Today, Taylor is committed to the process returning and staying in the NBA. One of the primary challenges that he faced early on was simply not being patient.

“I believe that if I was able to handle that, I would still be in the NBA,” Taylor said. “When I was with the Rockets and with Sacramento, I knew I deserved to play, but I wasn’t mature enough to handle waiting my time. I’m not the type who says, ‘Hey, you got to sit back and wait your turn’, but I couldn’t do that because I could kill right now, but you guys aren’t letting me kill right now.”

In his last season with the Knights, Taylor played in 31 games averaging 26.2 points to go along with five rebounds per game. He was originally drafted by the Washington Wizards but was acquired by the Houston Rockets in a draft day trade. After a few injuries to the Rockets backcourt, he got a short opportunity to perform in a starting role. But after returning to the bench, Taylor’s impatience in dealing with the business and politics of the NBA led to a domino of events that would drive him out of the league.

“I was in Houston — they finally let me play … I was starter for four games,” Taylor said. “The first game against the Lakers, I held Kobe [Bryant] to the lowest he had all season, and then I had a career high. The next game I had like 14 [points], the game after that I had a double-double, the game after that everyone got healthy, and I went back to the bench.

“I came into practice one day and one of the player development coaches walked up to me, and he was like, ‘We had a meeting, and we think it would be best if you back off of Chase Budinger.’ When they basically told me to back off of him, it crushed me.”

Taylor eventually asked for a trade in 2010 and ultimately wound up playing for the Sacramento Kings, only to find himself on the outside looking in for many years. His cousin David Bostic has watched Taylor since they were kids, growing up with the same obstacles to hurdle on a day-to-day basis, and he believes that the lessons Taylor has learned throughout the years will make him a great role model for the game.

“He kind of took it for granted,” Bostic said. “He’s an awesome player. He finally made it to the NBA, and his rookie year, he said he kind of took it for granted.

“If you talk to him now, he’s a full-grown man, and he fully understands the business side of the NBA and the actual playing on the court side to the fullest. Now, it’s like once he gets his next shot, I guarantee he’s going to be the perfect role model for the NBA — he’s finally ready, he’s finally mature as much as I believe that he can mature.”

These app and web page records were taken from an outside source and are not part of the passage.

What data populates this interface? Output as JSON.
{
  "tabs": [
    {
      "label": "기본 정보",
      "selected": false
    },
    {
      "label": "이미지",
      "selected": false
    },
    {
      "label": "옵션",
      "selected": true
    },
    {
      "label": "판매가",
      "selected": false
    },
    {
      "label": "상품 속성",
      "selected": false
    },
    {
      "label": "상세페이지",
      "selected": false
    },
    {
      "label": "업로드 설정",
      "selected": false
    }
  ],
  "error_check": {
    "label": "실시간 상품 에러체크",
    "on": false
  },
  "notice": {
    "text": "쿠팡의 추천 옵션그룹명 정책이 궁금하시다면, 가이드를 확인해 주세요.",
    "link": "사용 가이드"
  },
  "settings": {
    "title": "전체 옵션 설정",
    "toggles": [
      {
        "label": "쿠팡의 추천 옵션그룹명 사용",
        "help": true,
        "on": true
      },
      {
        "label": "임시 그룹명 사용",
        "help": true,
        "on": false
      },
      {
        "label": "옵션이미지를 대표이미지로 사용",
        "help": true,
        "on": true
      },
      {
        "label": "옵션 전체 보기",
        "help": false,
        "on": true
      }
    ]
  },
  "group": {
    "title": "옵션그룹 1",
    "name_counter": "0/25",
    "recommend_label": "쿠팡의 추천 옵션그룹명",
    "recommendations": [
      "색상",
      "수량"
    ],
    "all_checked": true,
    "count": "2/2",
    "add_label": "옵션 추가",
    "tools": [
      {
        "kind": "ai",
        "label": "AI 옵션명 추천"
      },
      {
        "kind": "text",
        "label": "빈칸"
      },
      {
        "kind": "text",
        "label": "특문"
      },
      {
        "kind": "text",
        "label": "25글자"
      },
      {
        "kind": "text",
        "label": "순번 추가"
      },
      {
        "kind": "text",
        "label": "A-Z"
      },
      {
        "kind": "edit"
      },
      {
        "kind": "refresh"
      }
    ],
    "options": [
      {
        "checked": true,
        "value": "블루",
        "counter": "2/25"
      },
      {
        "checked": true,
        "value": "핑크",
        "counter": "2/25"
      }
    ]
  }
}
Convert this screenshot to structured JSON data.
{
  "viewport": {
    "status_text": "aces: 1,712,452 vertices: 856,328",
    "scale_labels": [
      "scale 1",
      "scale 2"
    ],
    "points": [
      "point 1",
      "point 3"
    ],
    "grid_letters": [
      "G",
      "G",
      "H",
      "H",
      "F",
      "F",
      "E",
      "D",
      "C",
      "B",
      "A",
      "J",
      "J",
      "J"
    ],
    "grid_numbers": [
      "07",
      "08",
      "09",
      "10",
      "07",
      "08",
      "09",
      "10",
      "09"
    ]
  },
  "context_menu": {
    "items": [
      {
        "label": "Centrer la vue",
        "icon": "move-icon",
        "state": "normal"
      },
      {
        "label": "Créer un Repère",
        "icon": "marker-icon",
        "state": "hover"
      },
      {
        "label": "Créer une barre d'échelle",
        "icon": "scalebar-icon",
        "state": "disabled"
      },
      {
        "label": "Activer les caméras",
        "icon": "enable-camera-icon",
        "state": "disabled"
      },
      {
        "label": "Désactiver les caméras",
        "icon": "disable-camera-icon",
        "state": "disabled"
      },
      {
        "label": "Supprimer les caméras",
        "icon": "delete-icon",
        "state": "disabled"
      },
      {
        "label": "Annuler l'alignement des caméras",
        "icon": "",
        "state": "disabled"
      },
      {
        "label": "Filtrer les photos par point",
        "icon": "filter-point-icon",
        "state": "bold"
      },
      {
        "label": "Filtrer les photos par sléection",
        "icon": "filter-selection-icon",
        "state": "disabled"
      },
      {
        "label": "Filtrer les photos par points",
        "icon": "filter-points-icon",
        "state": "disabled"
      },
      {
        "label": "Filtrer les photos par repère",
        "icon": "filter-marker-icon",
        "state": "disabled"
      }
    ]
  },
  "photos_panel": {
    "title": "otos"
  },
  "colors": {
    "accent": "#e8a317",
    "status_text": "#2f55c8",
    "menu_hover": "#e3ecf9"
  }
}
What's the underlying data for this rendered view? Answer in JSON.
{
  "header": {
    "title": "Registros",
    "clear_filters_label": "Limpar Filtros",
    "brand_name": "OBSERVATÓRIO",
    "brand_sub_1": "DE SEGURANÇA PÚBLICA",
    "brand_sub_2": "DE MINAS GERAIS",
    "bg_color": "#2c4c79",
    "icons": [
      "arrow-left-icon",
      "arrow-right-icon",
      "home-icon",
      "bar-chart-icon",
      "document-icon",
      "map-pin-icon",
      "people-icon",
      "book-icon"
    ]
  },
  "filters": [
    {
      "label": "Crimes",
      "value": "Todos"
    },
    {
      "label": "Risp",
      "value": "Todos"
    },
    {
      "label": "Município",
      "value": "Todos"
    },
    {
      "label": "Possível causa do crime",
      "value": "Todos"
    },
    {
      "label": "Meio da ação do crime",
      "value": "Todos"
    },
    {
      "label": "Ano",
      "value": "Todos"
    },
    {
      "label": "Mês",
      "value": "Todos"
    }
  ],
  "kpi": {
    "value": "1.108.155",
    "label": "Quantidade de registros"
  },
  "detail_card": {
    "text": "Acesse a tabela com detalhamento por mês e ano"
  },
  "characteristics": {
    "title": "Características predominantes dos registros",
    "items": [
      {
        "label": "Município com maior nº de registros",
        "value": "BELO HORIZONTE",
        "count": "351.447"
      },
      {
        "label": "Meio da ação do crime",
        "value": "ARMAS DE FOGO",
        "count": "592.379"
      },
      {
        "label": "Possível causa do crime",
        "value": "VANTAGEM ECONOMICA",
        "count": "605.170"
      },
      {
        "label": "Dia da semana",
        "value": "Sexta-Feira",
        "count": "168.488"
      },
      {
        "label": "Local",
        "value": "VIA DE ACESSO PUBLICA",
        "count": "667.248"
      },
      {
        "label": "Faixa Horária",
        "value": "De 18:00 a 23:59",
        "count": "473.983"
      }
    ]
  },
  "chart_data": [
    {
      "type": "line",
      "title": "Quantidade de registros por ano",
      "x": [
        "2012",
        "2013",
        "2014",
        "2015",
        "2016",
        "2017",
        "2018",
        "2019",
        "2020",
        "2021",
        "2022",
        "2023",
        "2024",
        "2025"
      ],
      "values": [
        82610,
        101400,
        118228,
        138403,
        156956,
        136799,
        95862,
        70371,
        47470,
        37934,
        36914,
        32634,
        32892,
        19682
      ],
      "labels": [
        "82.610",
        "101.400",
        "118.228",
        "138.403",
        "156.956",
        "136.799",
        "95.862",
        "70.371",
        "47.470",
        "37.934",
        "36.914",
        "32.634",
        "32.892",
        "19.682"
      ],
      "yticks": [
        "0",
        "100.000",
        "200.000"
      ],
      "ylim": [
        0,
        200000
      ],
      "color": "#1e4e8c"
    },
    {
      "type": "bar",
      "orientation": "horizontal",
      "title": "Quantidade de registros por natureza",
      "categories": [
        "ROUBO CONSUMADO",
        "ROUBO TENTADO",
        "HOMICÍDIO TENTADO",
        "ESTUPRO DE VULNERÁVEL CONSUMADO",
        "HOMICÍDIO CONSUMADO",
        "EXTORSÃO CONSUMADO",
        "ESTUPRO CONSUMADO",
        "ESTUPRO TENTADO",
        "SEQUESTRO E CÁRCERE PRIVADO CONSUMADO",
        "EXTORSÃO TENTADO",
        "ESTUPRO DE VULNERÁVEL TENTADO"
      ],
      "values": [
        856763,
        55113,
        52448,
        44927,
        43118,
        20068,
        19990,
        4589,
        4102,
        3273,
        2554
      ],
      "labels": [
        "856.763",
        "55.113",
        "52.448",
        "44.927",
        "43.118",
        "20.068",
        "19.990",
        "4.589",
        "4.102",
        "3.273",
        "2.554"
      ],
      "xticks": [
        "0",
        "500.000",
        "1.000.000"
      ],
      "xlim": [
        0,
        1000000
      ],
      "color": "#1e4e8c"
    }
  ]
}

Taylor is also aware of the opportunity he has as a mentor to those who might be in similar circumstances.

“I believe that I’m someone who can say when someone comes to me, ‘Man, I just got cut,’ [that] hey, it’s not the end of the road, I’ve been there — look at me now.”

At the end of the day, Taylor just wants a shot at playing at the highest level of professional basketball again, and he believes that things will work in his favor.

“I know everything happens for a reason so I keep pushing. I don’t live in this world; my mind is always up here,” Taylor said as he pointed up. “So even though these GMs say this [or] that, I know who has the final say-so — that’s how I live my life ... I’m [going] to keep pushing until it’s not in my heart anymore.”


Christopher Davis is a digital producer for the Central Florida Future. Follow him on Twitter @ChristopherDTV or email him at